Could you restate the data word for word and drop the pictures?

== DATA TO PROCESS ==
-.-.-
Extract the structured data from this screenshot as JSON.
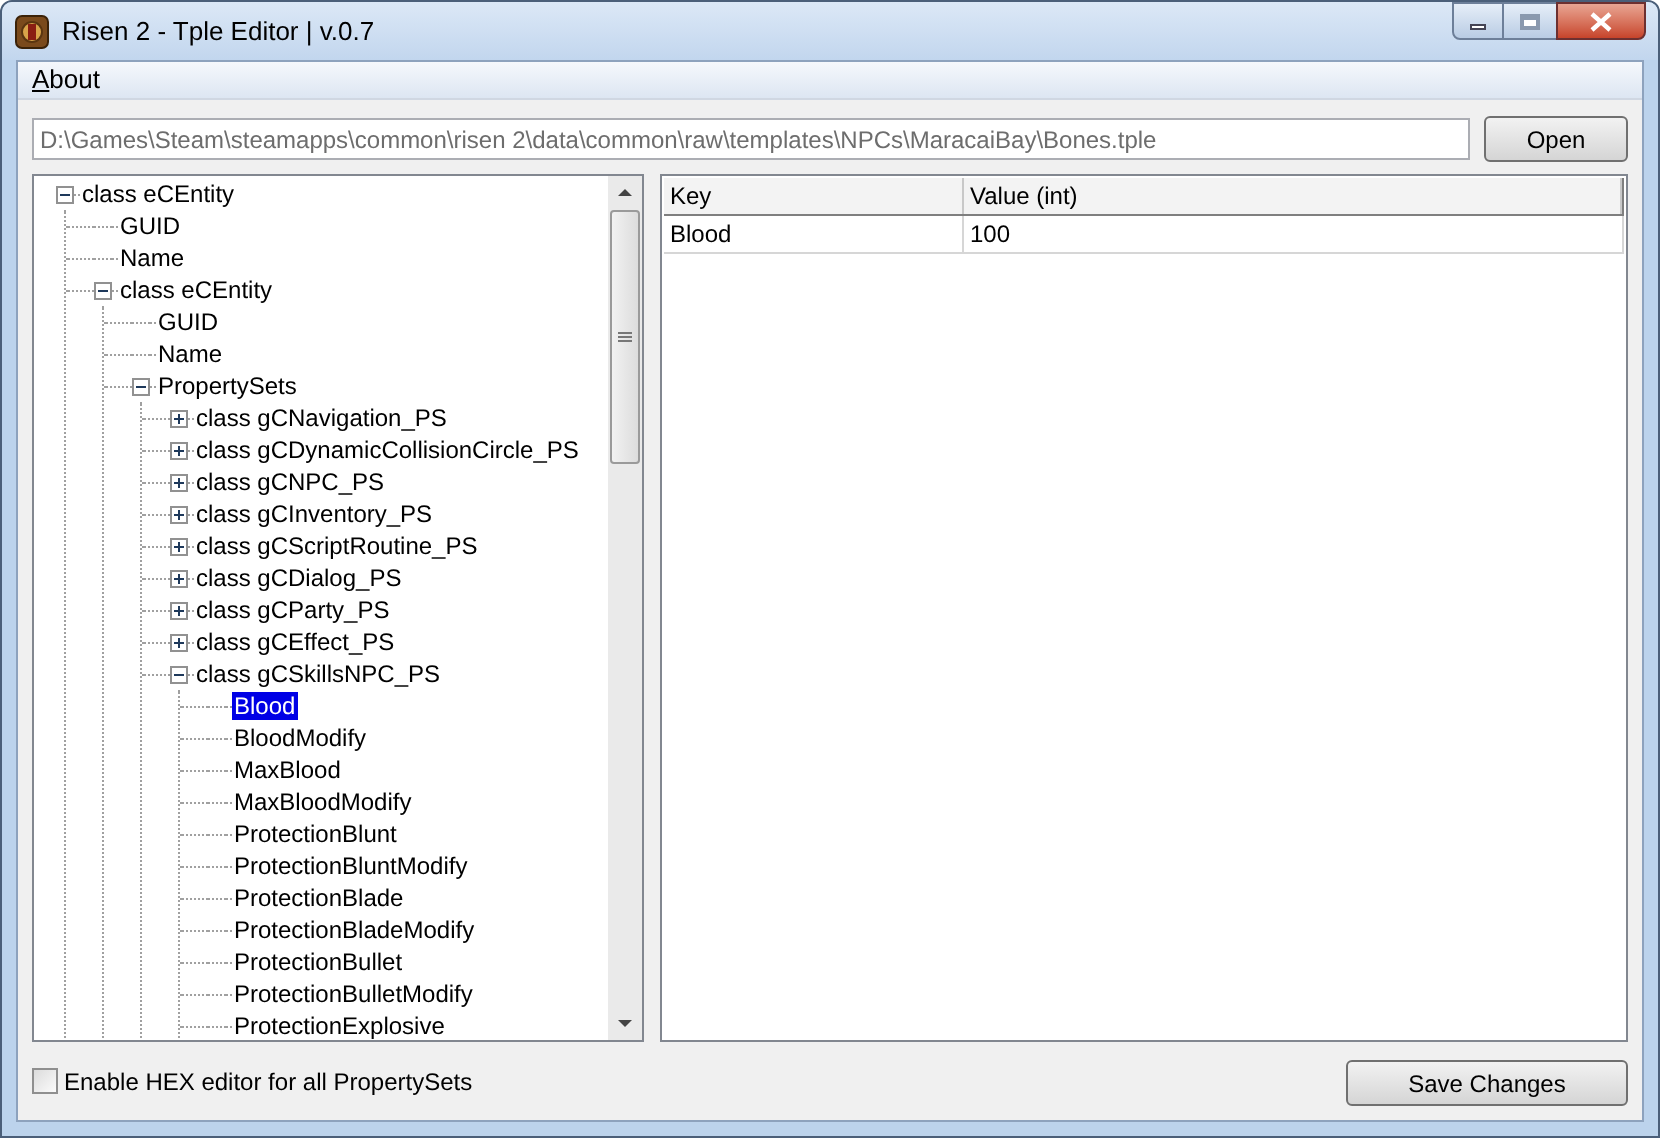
{
  "window": {
    "title": "Risen 2 - Tple Editor | v.0.7"
  },
  "menu": [
    {
      "label": "About"
    }
  ],
  "path_field": {
    "value": "D:\\Games\\Steam\\steamapps\\common\\risen 2\\data\\common\\raw\\templates\\NPCs\\MaracaiBay\\Bones.tple"
  },
  "open_button": "Open",
  "tree": [
    {
      "label": "class eCEntity",
      "expanded": true,
      "selected": false,
      "children": [
        {
          "label": "GUID",
          "selected": false
        },
        {
          "label": "Name",
          "selected": false
        },
        {
          "label": "class eCEntity",
          "expanded": true,
          "selected": false,
          "children": [
            {
              "label": "GUID",
              "selected": false
            },
            {
              "label": "Name",
              "selected": false
            },
            {
              "label": "PropertySets",
              "expanded": true,
              "selected": false,
              "children": [
                {
                  "label": "class gCNavigation_PS",
                  "expanded": false,
                  "selected": false
                },
                {
                  "label": "class gCDynamicCollisionCircle_PS",
                  "expanded": false,
                  "selected": false
                },
                {
                  "label": "class gCNPC_PS",
                  "expanded": false,
                  "selected": false
                },
                {
                  "label": "class gCInventory_PS",
                  "expanded": false,
                  "selected": false
                },
                {
                  "label": "class gCScriptRoutine_PS",
                  "expanded": false,
                  "selected": false
                },
                {
                  "label": "class gCDialog_PS",
                  "expanded": false,
                  "selected": false
                },
                {
                  "label": "class gCParty_PS",
                  "expanded": false,
                  "selected": false
                },
                {
                  "label": "class gCEffect_PS",
                  "expanded": false,
                  "selected": false
                },
                {
                  "label": "class gCSkillsNPC_PS",
                  "expanded": true,
                  "selected": false,
                  "children": [
                    {
                      "label": "Blood",
                      "selected": true
                    },
                    {
                      "label": "BloodModify",
                      "selected": false
                    },
                    {
                      "label": "MaxBlood",
                      "selected": false
                    },
                    {
                      "label": "MaxBloodModify",
                      "selected": false
                    },
                    {
                      "label": "ProtectionBlunt",
                      "selected": false
                    },
                    {
                      "label": "ProtectionBluntModify",
                      "selected": false
                    },
                    {
                      "label": "ProtectionBlade",
                      "selected": false
                    },
                    {
                      "label": "ProtectionBladeModify",
                      "selected": false
                    },
                    {
                      "label": "ProtectionBullet",
                      "selected": false
                    },
                    {
                      "label": "ProtectionBulletModify",
                      "selected": false
                    },
                    {
                      "label": "ProtectionExplosive",
                      "selected": false
                    }
                  ]
                }
              ]
            }
          ]
        }
      ]
    }
  ],
  "table": {
    "columns": [
      "Key",
      "Value (int)"
    ],
    "rows": [
      {
        "key": "Blood",
        "value": "100"
      }
    ]
  },
  "hex_checkbox": {
    "label": "Enable HEX editor for all PropertySets",
    "checked": false
  },
  "save_button": "Save Changes"
}
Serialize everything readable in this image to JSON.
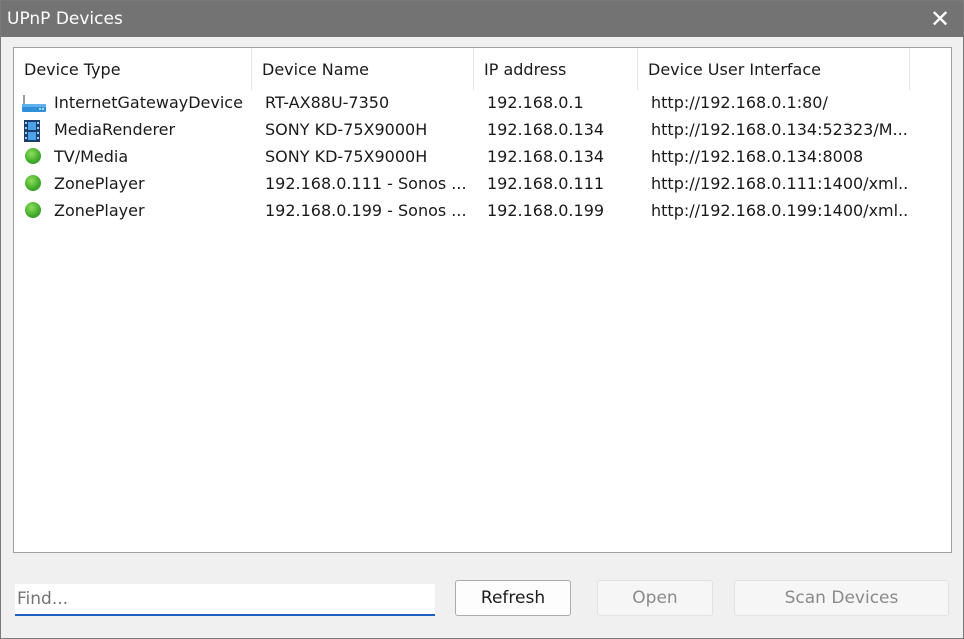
{
  "window": {
    "title": "UPnP Devices",
    "close_glyph": "✕"
  },
  "table": {
    "columns": [
      "Device Type",
      "Device Name",
      "IP address",
      "Device User Interface"
    ],
    "rows": [
      {
        "icon": "network-router-icon",
        "type": "InternetGatewayDevice",
        "name": "RT-AX88U-7350",
        "ip": "192.168.0.1",
        "ui": "http://192.168.0.1:80/"
      },
      {
        "icon": "film-strip-icon",
        "type": "MediaRenderer",
        "name": "SONY KD-75X9000H",
        "ip": "192.168.0.134",
        "ui": "http://192.168.0.134:52323/M..."
      },
      {
        "icon": "green-dot-icon",
        "type": "TV/Media",
        "name": "SONY KD-75X9000H",
        "ip": "192.168.0.134",
        "ui": "http://192.168.0.134:8008"
      },
      {
        "icon": "green-dot-icon",
        "type": "ZonePlayer",
        "name": "192.168.0.111 - Sonos ...",
        "ip": "192.168.0.111",
        "ui": "http://192.168.0.111:1400/xml..."
      },
      {
        "icon": "green-dot-icon",
        "type": "ZonePlayer",
        "name": "192.168.0.199 - Sonos ...",
        "ip": "192.168.0.199",
        "ui": "http://192.168.0.199:1400/xml..."
      }
    ]
  },
  "find": {
    "placeholder": "Find..."
  },
  "buttons": {
    "refresh": "Refresh",
    "open": "Open",
    "scan": "Scan Devices"
  },
  "colors": {
    "titlebar": "#737373",
    "focus_underline": "#1f5fbf",
    "status_green": "#3fa82a"
  }
}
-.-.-
== TASK RESULT ==
Extract the structured data from this screenshot as JSON.
{
  "window": {
    "title": "Risen 2 - Tple Editor | v.0.7"
  },
  "menu": [
    {
      "label": "About"
    }
  ],
  "path_field": {
    "value": "D:\\Games\\Steam\\steamapps\\common\\risen 2\\data\\common\\raw\\templates\\NPCs\\MaracaiBay\\Bones.tple"
  },
  "open_button": "Open",
  "tree": [
    {
      "label": "class eCEntity",
      "expanded": true,
      "selected": false,
      "children": [
        {
          "label": "GUID",
          "selected": false
        },
        {
          "label": "Name",
          "selected": false
        },
        {
          "label": "class eCEntity",
          "expanded": true,
          "selected": false,
          "children": [
            {
              "label": "GUID",
              "selected": false
            },
            {
              "label": "Name",
              "selected": false
            },
            {
              "label": "PropertySets",
              "expanded": true,
              "selected": false,
              "children": [
                {
                  "label": "class gCNavigation_PS",
                  "expanded": false,
                  "selected": false
                },
                {
                  "label": "class gCDynamicCollisionCircle_PS",
                  "expanded": false,
                  "selected": false
                },
                {
                  "label": "class gCNPC_PS",
                  "expanded": false,
                  "selected": false
                },
                {
                  "label": "class gCInventory_PS",
                  "expanded": false,
                  "selected": false
                },
                {
                  "label": "class gCScriptRoutine_PS",
                  "expanded": false,
                  "selected": false
                },
                {
                  "label": "class gCDialog_PS",
                  "expanded": false,
                  "selected": false
                },
                {
                  "label": "class gCParty_PS",
                  "expanded": false,
                  "selected": false
                },
                {
                  "label": "class gCEffect_PS",
                  "expanded": false,
                  "selected": false
                },
                {
                  "label": "class gCSkillsNPC_PS",
                  "expanded": true,
                  "selected": false,
                  "children": [
                    {
                      "label": "Blood",
                      "selected": true
                    },
                    {
                      "label": "BloodModify",
                      "selected": false
                    },
                    {
                      "label": "MaxBlood",
                      "selected": false
                    },
                    {
                      "label": "MaxBloodModify",
                      "selected": false
                    },
                    {
                      "label": "ProtectionBlunt",
                      "selected": false
                    },
                    {
                      "label": "ProtectionBluntModify",
                      "selected": false
                    },
                    {
                      "label": "ProtectionBlade",
                      "selected": false
                    },
                    {
                      "label": "ProtectionBladeModify",
                      "selected": false
                    },
                    {
                      "label": "ProtectionBullet",
                      "selected": false
                    },
                    {
                      "label": "ProtectionBulletModify",
                      "selected": false
                    },
                    {
                      "label": "ProtectionExplosive",
                      "selected": false
                    }
                  ]
                }
              ]
            }
          ]
        }
      ]
    }
  ],
  "table": {
    "columns": [
      "Key",
      "Value (int)"
    ],
    "rows": [
      {
        "key": "Blood",
        "value": "100"
      }
    ]
  },
  "hex_checkbox": {
    "label": "Enable HEX editor for all PropertySets",
    "checked": false
  },
  "save_button": "Save Changes"
}
Serialize everything readable in this image to JSON.
{
  "window": {
    "title": "UPnP Devices",
    "close_glyph": "✕"
  },
  "table": {
    "columns": [
      "Device Type",
      "Device Name",
      "IP address",
      "Device User Interface"
    ],
    "rows": [
      {
        "icon": "network-router-icon",
        "type": "InternetGatewayDevice",
        "name": "RT-AX88U-7350",
        "ip": "192.168.0.1",
        "ui": "http://192.168.0.1:80/"
      },
      {
        "icon": "film-strip-icon",
        "type": "MediaRenderer",
        "name": "SONY KD-75X9000H",
        "ip": "192.168.0.134",
        "ui": "http://192.168.0.134:52323/M..."
      },
      {
        "icon": "green-dot-icon",
        "type": "TV/Media",
        "name": "SONY KD-75X9000H",
        "ip": "192.168.0.134",
        "ui": "http://192.168.0.134:8008"
      },
      {
        "icon": "green-dot-icon",
        "type": "ZonePlayer",
        "name": "192.168.0.111 - Sonos ...",
        "ip": "192.168.0.111",
        "ui": "http://192.168.0.111:1400/xml..."
      },
      {
        "icon": "green-dot-icon",
        "type": "ZonePlayer",
        "name": "192.168.0.199 - Sonos ...",
        "ip": "192.168.0.199",
        "ui": "http://192.168.0.199:1400/xml..."
      }
    ]
  },
  "find": {
    "placeholder": "Find..."
  },
  "buttons": {
    "refresh": "Refresh",
    "open": "Open",
    "scan": "Scan Devices"
  },
  "colors": {
    "titlebar": "#737373",
    "focus_underline": "#1f5fbf",
    "status_green": "#3fa82a"
  }
}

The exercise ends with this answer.